# Photographic Myth Buster #23

#23. The Midtone Exposure

True or False?

The midtone exposure of an exposure range is determined by the minimum usable exposure and the maximum usable exposure of the range.

True.

The midtone exposure of an exposure range is simply the midpoint of an exposure range. To determine the midpoint of any range (or any ordered set of numbers), we need to know the minimum and maximum values in that range of numbers. In the case of an exposure range, the minimum usable exposure and the maximum usable exposure describe the ends of an exposure range.

In looking at an exposure range with its wide variety of values for exposure, photographers typically examine the logarithm of the values for exposure. These values are related to the optical densities of developed photosensitive emulsions through their characteristic curves. Examining the binary logarithm, log2(), of the exposures allows the photographer to calculate the extent of an exposure range in stops as a difference

Extent of an Exposure Range in Stops = log2(Hmax) – log2(Hmin)

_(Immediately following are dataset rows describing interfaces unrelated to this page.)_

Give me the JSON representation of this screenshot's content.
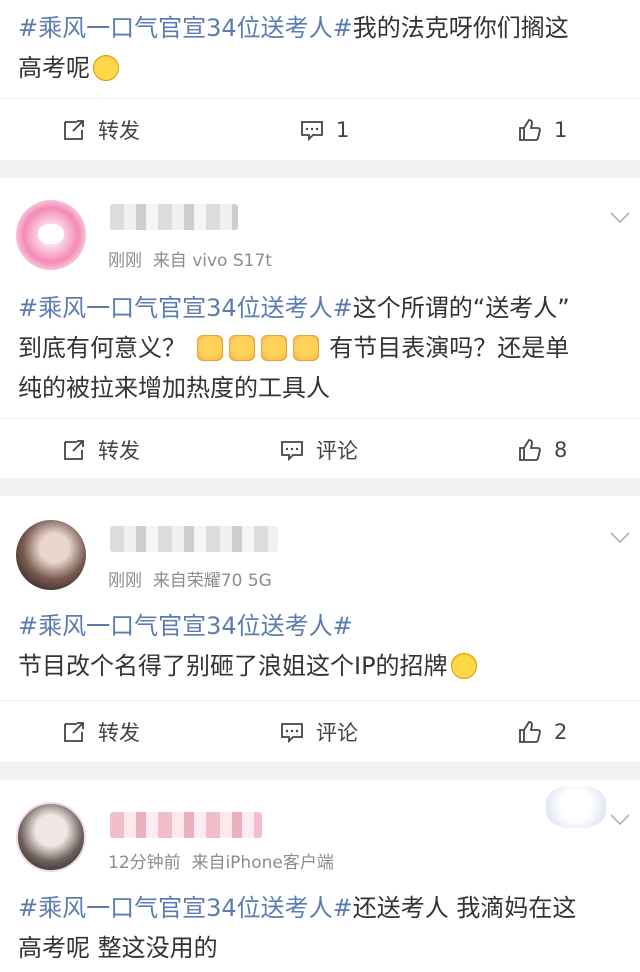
{
  "posts": [
    {
      "tag": "#乘风一口气官宣34位送考人#",
      "text_line1": "我的法克呀你们搁这",
      "text_line2": "高考呢",
      "actions": {
        "repost": "转发",
        "comment": "1",
        "like": "1"
      }
    },
    {
      "time": "刚刚",
      "source": "来自 vivo S17t",
      "tag": "#乘风一口气官宣34位送考人#",
      "text_a": "这个所谓的“送考人”",
      "text_b": "到底有何意义？",
      "text_c": "有节目表演吗？还是单",
      "text_d": "纯的被拉来增加热度的工具人",
      "actions": {
        "repost": "转发",
        "comment": "评论",
        "like": "8"
      }
    },
    {
      "time": "刚刚",
      "source": "来自荣耀70 5G",
      "tag": "#乘风一口气官宣34位送考人#",
      "text_a": "节目改个名得了别砸了浪姐这个IP的招牌",
      "actions": {
        "repost": "转发",
        "comment": "评论",
        "like": "2"
      }
    },
    {
      "time": "12分钟前",
      "source": "来自iPhone客户端",
      "tag": "#乘风一口气官宣34位送考人#",
      "text_a": "还送考人 我滴妈在这",
      "text_b": "高考呢 整这没用的"
    }
  ],
  "icons": {
    "repost": "repost-icon",
    "comment": "comment-icon",
    "like": "like-icon",
    "more": "chevron-down-icon"
  },
  "colors": {
    "tag": "#5b7cb1",
    "text": "#333333",
    "meta": "#8c8c8c",
    "background": "#f2f2f2"
  }
}
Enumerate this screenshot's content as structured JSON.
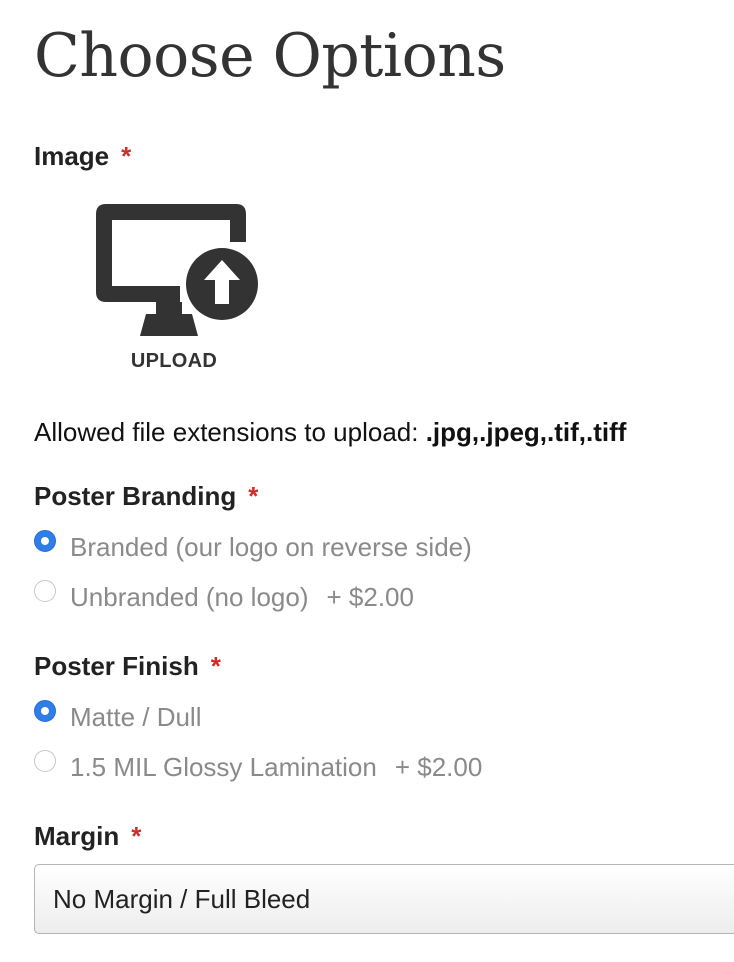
{
  "page": {
    "title": "Choose Options"
  },
  "image_field": {
    "label": "Image",
    "required_mark": "*",
    "upload_label": "UPLOAD",
    "upload_icon": "monitor-upload-icon",
    "extensions_label": "Allowed file extensions to upload: ",
    "extensions_value": ".jpg,.jpeg,.tif,.tiff"
  },
  "poster_branding": {
    "label": "Poster Branding",
    "required_mark": "*",
    "options": [
      {
        "label": "Branded (our logo on reverse side)",
        "price": "",
        "selected": true
      },
      {
        "label": "Unbranded (no logo)",
        "price": "+ $2.00",
        "selected": false
      }
    ]
  },
  "poster_finish": {
    "label": "Poster Finish",
    "required_mark": "*",
    "options": [
      {
        "label": "Matte / Dull",
        "price": "",
        "selected": true
      },
      {
        "label": "1.5 MIL Glossy Lamination",
        "price": "+ $2.00",
        "selected": false
      }
    ]
  },
  "margin": {
    "label": "Margin",
    "required_mark": "*",
    "selected_value": "No Margin / Full Bleed"
  },
  "colors": {
    "required": "#d12b2b",
    "radio_checked": "#2f7ee8",
    "option_text": "#8a8a8a"
  }
}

and to calculate the midtone exposure in stops as a sum.

Midtone Exposure in Stops = log2(Hm) = [ log2(Hmax) + log2(Hmin) ]/2

Copyright 2008 Michael G. Prais, Ph.D.

For a readable but in-depth analysis of this concept along with many other concepts associated with photographic exposure, take a look at the book Photographic Exposure Calculations and Camera Operation. This book provides insight into the equations that govern exposure, exposure meters, photosensitive arrays (both solid-state and emulsion) and the Zone System as well as concepts associated with resolution, dynamic range, and depth of field.

The book is available through Amazon.com (ISBN 978-1-4392-0641-6) where you can Search Inside!™.

Check http://michaelprais.info under Photography for the table of contents, an extensive list of the topics and subtopics covered, the preface describing the purpose of the book, and a diagram central to the concepts in the book.